How to tell if you’re in love?

Thursday, October 26 2017

How to tell if you’re in love?

When personal banker Suhasini Krishna* broke up with her college sweetheart at age 24, she found herself single after a long time. “I waited a few months, and then started dating Siddharth*, a colleague, who was really caring. It took me a year to realise though that I didn’t love him and was more attracted to the idea of being in a relationship.


There was nothing to look forward to other than the feeling that I was romantically involved with someone. It was painful, but I decided to end it before things got more serious.”Krishna isn’t alone. Many of us in our 20s and 30s are desperate to fulfil the fantasy we see played out in countless movies, books and social media posts by friends who seem to have near-perfect lives! In a psychological environment like this, you’d be trapped into thinking that having someone in your life is better than having no one at all. But you don’t need us to tell you that a relationship built on such shaky grounds won’t stand for long. To save you the time and heartache, we’ve asked mental health experts to identify the signs that betray you’re infatuated with a feeling, not a person.


He’s perfect—only on paper Most of us have a checklist for an ideal love that ranks potentials on appearance, interests, attitudes etc, and there’s nothing wrong with that. The problem arises when you place all that above the actual person. How well the two of you get along is often more important than a checklist. Psychologist Manjula MK says, “In India especially, there is so much pressure to ‘settle down’ with the right kind of guy on paper. So women often look for family background and financial stability—which is not unimportant—but there’s more to a happy relationship than just that. Despite his meeting requirements, he may not share your temperament, or live up to your emotional needs and expectations.” You’re trying to make this work You’re not completely happy in this relationship, but denial keeps you from examining your own feelings honestly.



You’d rather be somewhat-happy than be single and believe that things will get better eventually. Shwetha Parekh, a 34-year-old graphic designer, says, “Ever since I touched 30, my parents have been paranoid that I’ll be single forever and all the ‘good guys will be gone’. So I looked around, and started dating a friend of a friend, a nice-enough person who was potential marriage material. It was nice at first because we were getting to know each other, but within weeks, the magic wore off. He was boring, and we didn’t really get along that well. It became an effort to date him.


I kept thinking it was just a phase—after all, he was perfect in every other way, and my friends and family loved him. Then again, it was my life and I wasn’t happy, so we broke up, but not before prolonging the agony for two years.” He makes you feel better about yourself Sometimes, you may just want to feel worthy of being loved, and that could stem from a deep-rooted problem.



Relationship counsellor Karpagam Madhivanan says, “Often, childhood problems like neglect or being cheated on by a former partner can make you feel unworthy.
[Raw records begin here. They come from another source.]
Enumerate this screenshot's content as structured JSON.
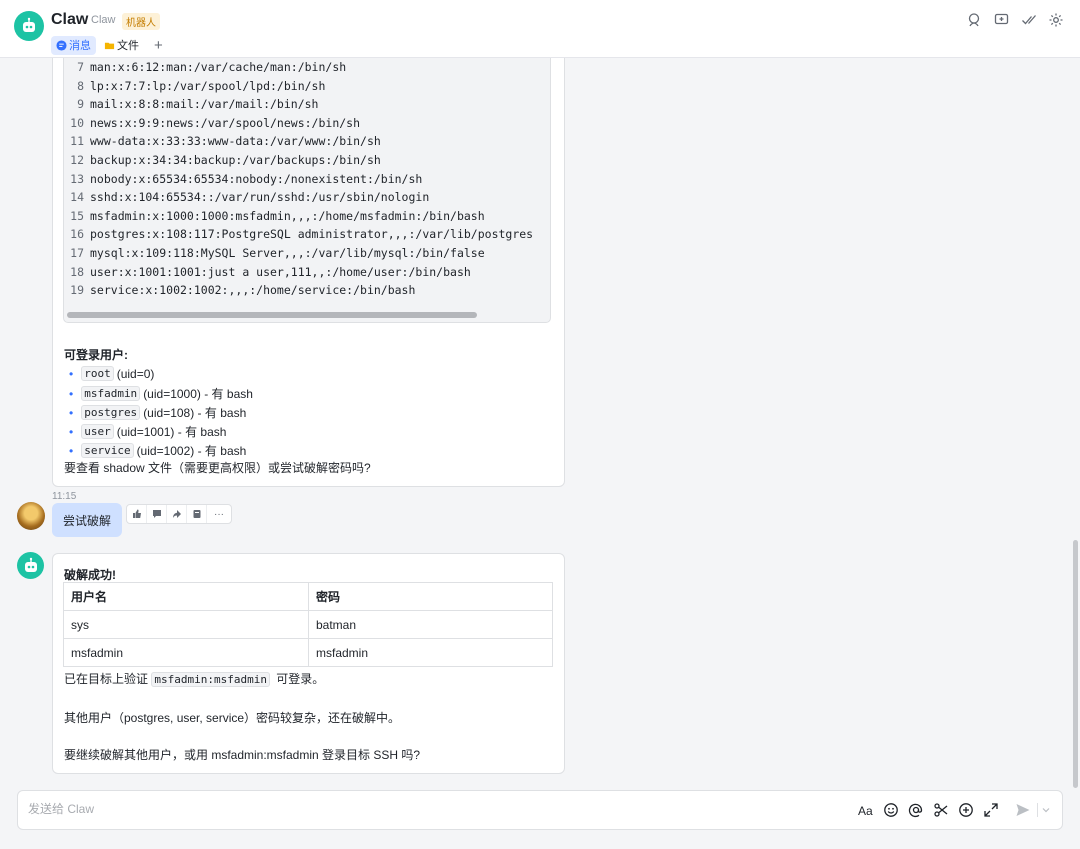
{
  "header": {
    "title": "Claw",
    "subtitle": "Claw",
    "badge": "机器人",
    "tabs": [
      {
        "label": "消息",
        "active": true
      },
      {
        "label": "文件",
        "active": false
      }
    ],
    "add_tab": "+"
  },
  "code_block": {
    "lines": [
      {
        "n": "7",
        "text": "man:x:6:12:man:/var/cache/man:/bin/sh"
      },
      {
        "n": "8",
        "text": "lp:x:7:7:lp:/var/spool/lpd:/bin/sh"
      },
      {
        "n": "9",
        "text": "mail:x:8:8:mail:/var/mail:/bin/sh"
      },
      {
        "n": "10",
        "text": "news:x:9:9:news:/var/spool/news:/bin/sh"
      },
      {
        "n": "11",
        "text": "www-data:x:33:33:www-data:/var/www:/bin/sh"
      },
      {
        "n": "12",
        "text": "backup:x:34:34:backup:/var/backups:/bin/sh"
      },
      {
        "n": "13",
        "text": "nobody:x:65534:65534:nobody:/nonexistent:/bin/sh"
      },
      {
        "n": "14",
        "text": "sshd:x:104:65534::/var/run/sshd:/usr/sbin/nologin"
      },
      {
        "n": "15",
        "text": "msfadmin:x:1000:1000:msfadmin,,,:/home/msfadmin:/bin/bash"
      },
      {
        "n": "16",
        "text": "postgres:x:108:117:PostgreSQL administrator,,,:/var/lib/postgres"
      },
      {
        "n": "17",
        "text": "mysql:x:109:118:MySQL Server,,,:/var/lib/mysql:/bin/false"
      },
      {
        "n": "18",
        "text": "user:x:1001:1001:just a user,111,,:/home/user:/bin/bash"
      },
      {
        "n": "19",
        "text": "service:x:1002:1002:,,,:/home/service:/bin/bash"
      }
    ]
  },
  "msg1": {
    "heading": "可登录用户:",
    "users": [
      {
        "code": "root",
        "desc": "(uid=0)"
      },
      {
        "code": "msfadmin",
        "desc": "(uid=1000) - 有 bash"
      },
      {
        "code": "postgres",
        "desc": "(uid=108) - 有 bash"
      },
      {
        "code": "user",
        "desc": "(uid=1001) - 有 bash"
      },
      {
        "code": "service",
        "desc": "(uid=1002) - 有 bash"
      }
    ],
    "question": "要查看 shadow 文件（需要更高权限）或尝试破解密码吗?"
  },
  "user_msg": {
    "time": "11:15",
    "text": "尝试破解",
    "more": "···"
  },
  "msg2": {
    "heading": "破解成功!",
    "table": {
      "headers": [
        "用户名",
        "密码"
      ],
      "rows": [
        [
          "sys",
          "batman"
        ],
        [
          "msfadmin",
          "msfadmin"
        ]
      ]
    },
    "verify_prefix": "已在目标上验证",
    "verify_code": "msfadmin:msfadmin",
    "verify_suffix": "可登录。",
    "para2": "其他用户（postgres, user, service）密码较复杂，还在破解中。",
    "para3": "要继续破解其他用户，或用 msfadmin:msfadmin 登录目标 SSH 吗?"
  },
  "composer": {
    "placeholder": "发送给 Claw"
  },
  "colors": {
    "accent": "#3370ff",
    "bot_avatar": "#1dc3a4",
    "user_bubble": "#cfe0ff"
  }
}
This can take its toll on your self-esteem and make all relationship decisions based on your need for feeling loved.” Your sense of self-worth should always come from within, and relying on a relationship for this is a bad idea. You don’t miss the person, you miss the perks There are definite perks to being in a relationship. RK Narendran, a psychologist and psychology professor at a private women's college in Chennai, says, “Over time, we get used to having someone to accompany us on outings or shopping expeditions, to call and talk to when we have a bad day at work, to remember our birthdays and buy us thoughtful things, and to generally make us feel loved and appreciated every day. Once a person gets used to these, it’s almost terrifying to navigate these waters alone, without a significant other. You’re also faced with the prospect of finding another person, and the idea of starting over might seem daunting.” Manjula MK, says, “People who are used to being in a relationship don’t like being single, and usually start dating someone new the minute they find someone halfway decent. Not only does this dull the pain of your previous relationship disintegrating, it allows you to continue feeling secure.”It’s natural to crave security, but it’s healthier to seek this comfort from within yourself than from a partner.


You worry someone better may come along. If you view your significant other as someone who is just fulfilling a stop-gap role in your life, chances are you’ll constantly worry about missing out on someone who can do this job better. If that’s what is going on in your mind, then you’re obviously not in love with him—you’re just in love with the idea of love. Moving on If you’ve realised that you’re not in love with your significant other, but like the idea of being in love, it’s a good idea to gently disentangle from this relationship. Here’s how to minimise the pain for both of you:Tell him in person. Don’t just disappear or break up over text because you can’t deal with the consequences.

Give him concrete reasons, tell him why it isn’t working out, and be firm even in the face of drama.Be honest, but not brutal. Let him down gently. Remember, he didn’t drag the relationship — you did. Don’t blame him. Keep it dignified and non-committal. After the breakup, if he tries to call you, but you are firm in your resolve, don’t answer his calls or respond to messages in a moment of loneliness or weakness. Ignore guilt pangs, or if he sends you on a guilt trip, don’t respond. Spend quality time with your family, your girlfriends, or take a short vacation on your own.